▶ _Exercise_
For the records below, give the number of lines in which "icon" appears, and add nothing else.

▶ _Records for the task_
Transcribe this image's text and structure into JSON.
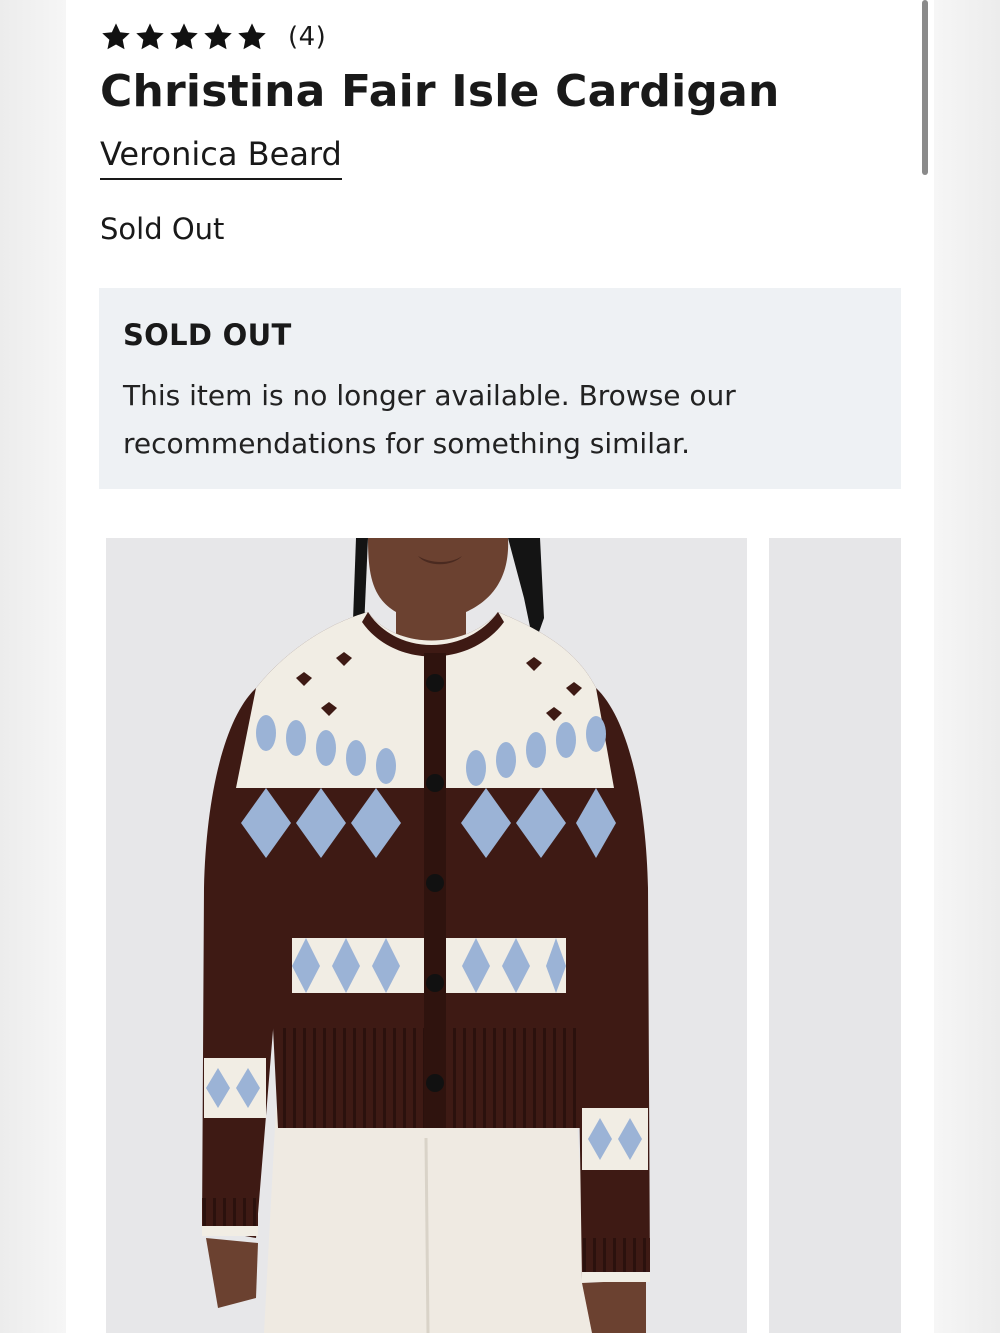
{
  "product": {
    "rating": {
      "stars": 5,
      "count_text": "(4)"
    },
    "title": "Christina Fair Isle Cardigan",
    "brand": "Veronica Beard",
    "status": "Sold Out"
  },
  "notice": {
    "title": "SOLD OUT",
    "message": "This item is no longer available. Browse our recommendations for something similar."
  },
  "gallery": {
    "images": [
      {
        "icon": "product-photo-cardigan-front"
      },
      {
        "icon": "product-photo-next-peek"
      }
    ]
  },
  "colors": {
    "accent_text": "#191919",
    "notice_bg": "#eef1f4",
    "sweater_brown": "#3e1a14",
    "sweater_cream": "#f1ede4",
    "sweater_blue": "#9bb3d6"
  }
}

▶ _Exercise result_
2